Wednesday, August 27, 2008

The Human Level & the Divine Level

We live in a world that contains human-level things and those that are God-level. Centuries ago, when people did not understand something, they put it above on the God level: that it was God doing it. As scientific learning increased, less and less was ascribed to God above.

Now there is talk of some who seem to find that the world began without dependence on any God-power. Such theories are put forward on the basis of various discoveries, but none of these face the contradiction of how energy force can be at work in world-wide vacuum where nothing is in existence.

In our individual world we have the two levels. Human pride and other such forces like to edge themselves into the God-level space and assert its own force and make its own rules of control of right and wrong. The humility of religious faith and right reason give us assurance that we live in a world that contains both the human level and that which belongs to the level of God. The forces of self-pride stand ready for everyone to use it. In regard to things of human level, we can gain the knowledge and understanding to make ones own choice. But even at this earthly level, we are at a loss to choose every control over ourselves, as for example in the matter of sickness and accidental injury.

Yet human pride edges forward seeking to gain a say-so. How much more imbalance can be present in matters of the God-level in our lives?

How often in a closed car, moving at 55 miles an hour, we see a fly. Inside the closed car, the fly can move comfortably and land where it chooses. It is in two worlds, so to say: the one inside the car, and the larger world outside, in which the car speeds along. If a car speeds along, and the car window is opened, the fly cannot deal with the strong wind coming in.

We are like the fly in the closed car. How often we human beings make efforts to “open the windows,” to loosen safety restrictions that keep life moral and good in virtues. What happens to rules keeping marriages to be lasting and virtuous? Is it God who wants schools closed because of low count of students?

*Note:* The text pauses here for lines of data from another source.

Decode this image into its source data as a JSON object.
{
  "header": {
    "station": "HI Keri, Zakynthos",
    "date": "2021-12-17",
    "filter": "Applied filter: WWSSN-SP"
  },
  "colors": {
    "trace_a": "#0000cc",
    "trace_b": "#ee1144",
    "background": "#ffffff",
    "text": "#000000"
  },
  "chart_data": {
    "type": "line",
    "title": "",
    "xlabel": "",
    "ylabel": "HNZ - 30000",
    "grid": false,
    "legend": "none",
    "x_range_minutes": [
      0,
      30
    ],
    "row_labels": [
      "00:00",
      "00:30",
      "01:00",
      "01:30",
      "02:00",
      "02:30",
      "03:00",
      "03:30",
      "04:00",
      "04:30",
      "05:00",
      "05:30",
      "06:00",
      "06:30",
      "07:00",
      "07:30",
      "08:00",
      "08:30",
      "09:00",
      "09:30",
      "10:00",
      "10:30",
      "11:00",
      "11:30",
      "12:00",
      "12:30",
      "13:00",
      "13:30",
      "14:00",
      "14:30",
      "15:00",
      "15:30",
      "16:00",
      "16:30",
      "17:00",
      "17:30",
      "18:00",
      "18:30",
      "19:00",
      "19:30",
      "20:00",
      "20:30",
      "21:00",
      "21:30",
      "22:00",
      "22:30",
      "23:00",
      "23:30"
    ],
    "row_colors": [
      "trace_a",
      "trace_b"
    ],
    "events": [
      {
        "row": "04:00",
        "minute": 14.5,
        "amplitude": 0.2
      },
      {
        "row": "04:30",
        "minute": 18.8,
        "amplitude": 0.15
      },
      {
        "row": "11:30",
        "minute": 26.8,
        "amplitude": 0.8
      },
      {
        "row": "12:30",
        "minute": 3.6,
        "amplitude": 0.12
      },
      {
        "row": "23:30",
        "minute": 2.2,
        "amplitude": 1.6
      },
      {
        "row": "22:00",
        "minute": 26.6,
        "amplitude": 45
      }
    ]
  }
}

It seems quite definite that the Prophet Isaias tells us, in the first reading, that God bestows his own authority on persons amongst us: “On that day I will summon my servant…and give over to him your authority. He shall be a father to the inhabitants and to the house…. I will place the key of the House of David on his shoulder…. I will fix him like a peg in a sure spot, to be a place of honor for his family.”

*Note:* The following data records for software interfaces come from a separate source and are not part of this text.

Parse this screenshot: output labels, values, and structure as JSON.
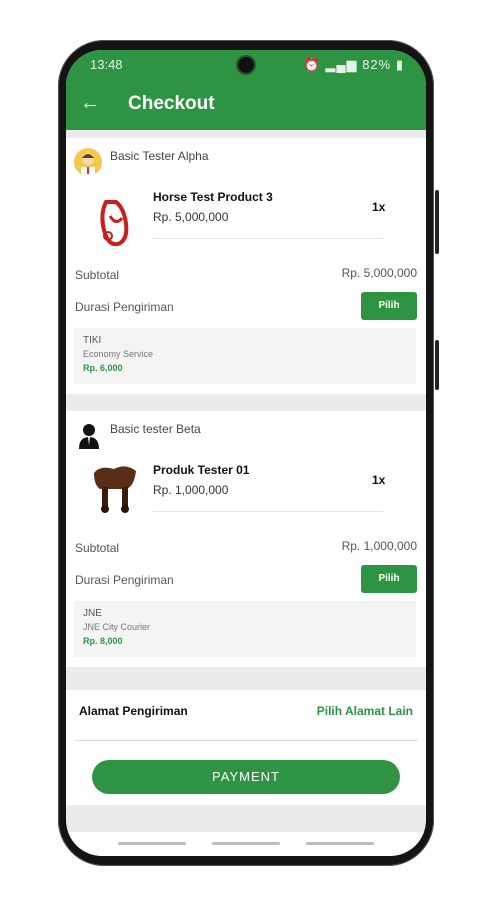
{
  "status": {
    "time": "13:48",
    "battery": "82%"
  },
  "header": {
    "title": "Checkout"
  },
  "stores": [
    {
      "seller": "Basic Tester Alpha",
      "product": "Horse Test Product 3",
      "price": "Rp. 5,000,000",
      "qty": "1x",
      "subtotal_label": "Subtotal",
      "subtotal": "Rp. 5,000,000",
      "duration_label": "Durasi Pengiriman",
      "pick_label": "Pilih",
      "courier": "TIKI",
      "service": "Economy Service",
      "ship_price": "Rp. 6,000"
    },
    {
      "seller": "Basic tester Beta",
      "product": "Produk Tester 01",
      "price": "Rp. 1,000,000",
      "qty": "1x",
      "subtotal_label": "Subtotal",
      "subtotal": "Rp. 1,000,000",
      "duration_label": "Durasi Pengiriman",
      "pick_label": "Pilih",
      "courier": "JNE",
      "service": "JNE City Courier",
      "ship_price": "Rp. 8,000"
    }
  ],
  "address": {
    "label": "Alamat Pengiriman",
    "action": "Pilih Alamat Lain"
  },
  "payment": {
    "label": "PAYMENT"
  },
  "colors": {
    "primary": "#2e9443",
    "background": "#ebebeb"
  },
  "icons": [
    "back-arrow-icon",
    "alarm-icon",
    "signal-icon",
    "battery-icon",
    "avatar-icon",
    "person-icon"
  ]
}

This text indicates that our families will have someone God will depend on “to be a place of honor for his family” as a way to heaven.

The second reading tells us that our minds and souls need to be kept busy with God’s place in our lives, dealing with the mystery of his close presence in our daily lives. “Oh the depth of the riches and wisdom and knowledge of God! How inscrutable are his judgments and unsearchable his ways!” We must grow in our efforts to grow in knowing God’s real reason for our lives. “For from him and through him and for him are all things.”

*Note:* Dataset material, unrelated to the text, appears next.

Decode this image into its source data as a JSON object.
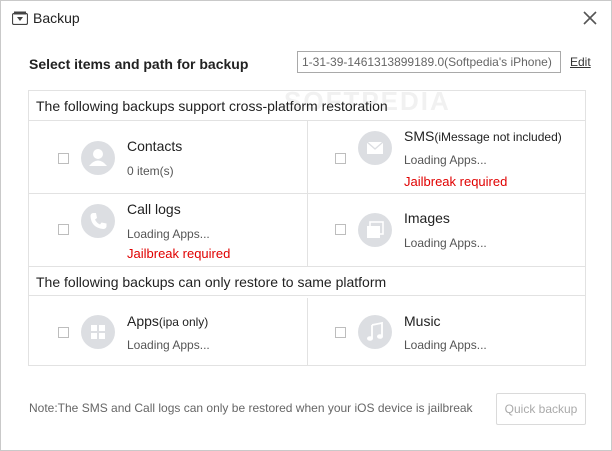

In the Gospel Jesus asks the disciples: “Who do people say that the Son of Man is?” They reply with several names. Then he said, “Who do you say that I am?” Simon Peter was the first to reply, “You are Christ the Son of the living God.” In reply, Jesus said, “Blessed are you Simon son of Jonah. For flesh and blood has not revealed this to you, but my heavenly Father. And so I say to you, you are Peter, and upon this rock, I will build my Church.” Jesus goes on to explain, “the gates of the netherworld shall not prevail against it.” The keys of the kingdom of heaven will be given to him and whatever he binds or looses on earth will be bound and loosed in heaven. Here then the Lord Jesus Christ bestows divine powers upon Peter and the Church of which he was to be the head at the founding of the one true Church of Jesus Christ, the Catholic Church.

Thanks be to God that we are truly bound up in it!

Homily by Rev. Anselm Boeke
Celebration of his 90th Birthday, & 65th year of priesthood
Saint Mary Parish
August 24, 2008

1 comment:

Anonymous said...

What an amazing example of a priesthood fully lived in the service of the Gospel! Thank God for priests like him! This analogy of the fly in the car is great. I've heard a similar analogy from Chesterton about the rules of the Church being like the fence of a playground. If only we could all realize the freedom that the fence and the car windows allow us.